(WHAT NEEDS TO BE DONE):
Could you copy every line of the data that contains "Number"?

(INPUT RECORDS):
========
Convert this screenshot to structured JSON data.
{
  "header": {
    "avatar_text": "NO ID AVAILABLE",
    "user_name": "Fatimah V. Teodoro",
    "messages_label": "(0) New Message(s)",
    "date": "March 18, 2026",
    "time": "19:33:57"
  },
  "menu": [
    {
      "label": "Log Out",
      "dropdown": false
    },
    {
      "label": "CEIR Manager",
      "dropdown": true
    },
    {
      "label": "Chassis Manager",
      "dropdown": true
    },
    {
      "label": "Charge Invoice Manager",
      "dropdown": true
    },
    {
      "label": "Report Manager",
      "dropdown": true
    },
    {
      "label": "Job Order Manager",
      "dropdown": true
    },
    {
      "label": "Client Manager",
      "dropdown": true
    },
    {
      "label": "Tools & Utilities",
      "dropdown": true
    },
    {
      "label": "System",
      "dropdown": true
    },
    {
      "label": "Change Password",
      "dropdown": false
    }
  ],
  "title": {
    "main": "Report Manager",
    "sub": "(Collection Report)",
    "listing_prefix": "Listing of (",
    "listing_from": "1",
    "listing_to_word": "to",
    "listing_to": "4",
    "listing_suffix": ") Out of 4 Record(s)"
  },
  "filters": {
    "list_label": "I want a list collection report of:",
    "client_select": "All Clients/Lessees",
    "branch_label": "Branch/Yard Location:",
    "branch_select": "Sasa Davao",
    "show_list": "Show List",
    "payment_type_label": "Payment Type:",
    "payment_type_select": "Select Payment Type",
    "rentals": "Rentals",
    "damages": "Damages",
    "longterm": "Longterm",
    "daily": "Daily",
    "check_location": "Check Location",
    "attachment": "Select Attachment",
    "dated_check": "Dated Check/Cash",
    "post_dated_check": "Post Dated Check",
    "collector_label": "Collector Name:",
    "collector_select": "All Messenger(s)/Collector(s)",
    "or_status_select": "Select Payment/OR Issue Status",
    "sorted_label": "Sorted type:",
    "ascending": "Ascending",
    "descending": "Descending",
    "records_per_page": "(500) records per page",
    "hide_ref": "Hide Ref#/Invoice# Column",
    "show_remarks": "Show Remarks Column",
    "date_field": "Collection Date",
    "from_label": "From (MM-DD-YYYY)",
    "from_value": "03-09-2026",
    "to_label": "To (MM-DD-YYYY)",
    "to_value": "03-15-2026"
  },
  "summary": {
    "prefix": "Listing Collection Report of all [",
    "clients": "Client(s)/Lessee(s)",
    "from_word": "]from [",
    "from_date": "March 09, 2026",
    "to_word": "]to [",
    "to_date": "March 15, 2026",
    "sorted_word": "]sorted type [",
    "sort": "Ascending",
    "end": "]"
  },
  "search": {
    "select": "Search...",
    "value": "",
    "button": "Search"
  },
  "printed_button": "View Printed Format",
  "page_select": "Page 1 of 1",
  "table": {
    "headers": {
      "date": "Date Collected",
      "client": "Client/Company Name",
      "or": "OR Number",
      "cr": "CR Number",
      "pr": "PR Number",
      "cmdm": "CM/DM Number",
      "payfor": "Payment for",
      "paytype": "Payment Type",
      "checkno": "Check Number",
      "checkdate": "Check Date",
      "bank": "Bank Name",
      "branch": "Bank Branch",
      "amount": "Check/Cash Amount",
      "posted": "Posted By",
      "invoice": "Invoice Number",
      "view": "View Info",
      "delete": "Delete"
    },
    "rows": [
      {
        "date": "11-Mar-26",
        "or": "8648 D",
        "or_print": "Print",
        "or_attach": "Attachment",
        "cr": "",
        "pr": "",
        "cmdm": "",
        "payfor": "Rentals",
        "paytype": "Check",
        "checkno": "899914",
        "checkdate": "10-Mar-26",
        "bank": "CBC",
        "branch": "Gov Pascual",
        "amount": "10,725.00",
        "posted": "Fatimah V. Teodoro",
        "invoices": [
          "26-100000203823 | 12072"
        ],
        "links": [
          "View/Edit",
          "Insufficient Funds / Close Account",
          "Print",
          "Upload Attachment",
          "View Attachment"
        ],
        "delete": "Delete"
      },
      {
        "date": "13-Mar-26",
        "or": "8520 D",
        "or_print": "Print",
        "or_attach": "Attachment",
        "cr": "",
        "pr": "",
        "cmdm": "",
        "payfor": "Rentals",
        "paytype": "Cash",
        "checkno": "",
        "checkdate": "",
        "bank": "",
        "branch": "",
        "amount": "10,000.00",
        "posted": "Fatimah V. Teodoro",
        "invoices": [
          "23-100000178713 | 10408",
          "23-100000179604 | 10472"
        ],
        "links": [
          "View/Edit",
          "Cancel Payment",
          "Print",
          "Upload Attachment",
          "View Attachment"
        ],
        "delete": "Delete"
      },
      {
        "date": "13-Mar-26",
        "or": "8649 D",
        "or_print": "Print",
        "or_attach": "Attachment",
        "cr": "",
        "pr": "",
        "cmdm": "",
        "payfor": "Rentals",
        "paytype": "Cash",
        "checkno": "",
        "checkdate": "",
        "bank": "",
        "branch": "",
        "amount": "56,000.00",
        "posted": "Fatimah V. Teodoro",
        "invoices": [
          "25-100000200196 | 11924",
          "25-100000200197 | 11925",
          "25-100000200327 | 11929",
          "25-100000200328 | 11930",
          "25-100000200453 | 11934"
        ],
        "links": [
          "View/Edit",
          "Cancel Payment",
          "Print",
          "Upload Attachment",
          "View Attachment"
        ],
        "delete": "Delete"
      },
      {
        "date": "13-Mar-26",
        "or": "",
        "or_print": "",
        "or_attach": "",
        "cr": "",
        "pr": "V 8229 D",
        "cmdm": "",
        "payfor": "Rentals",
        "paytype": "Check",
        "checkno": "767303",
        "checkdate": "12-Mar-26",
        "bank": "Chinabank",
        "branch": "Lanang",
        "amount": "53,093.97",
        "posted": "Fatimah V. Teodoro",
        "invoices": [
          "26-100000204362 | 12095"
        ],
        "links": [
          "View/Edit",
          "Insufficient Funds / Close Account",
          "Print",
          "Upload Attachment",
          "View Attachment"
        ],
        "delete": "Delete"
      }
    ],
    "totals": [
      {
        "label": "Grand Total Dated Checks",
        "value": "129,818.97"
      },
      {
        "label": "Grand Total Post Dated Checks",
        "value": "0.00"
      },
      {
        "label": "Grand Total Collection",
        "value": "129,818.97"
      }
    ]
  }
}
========
(RESULT OF THE TASK):
      "or": "OR Number",
      "cr": "CR Number",
      "pr": "PR Number",
      "cmdm": "CM/DM Number",
      "checkno": "Check Number",
      "invoice": "Invoice Number",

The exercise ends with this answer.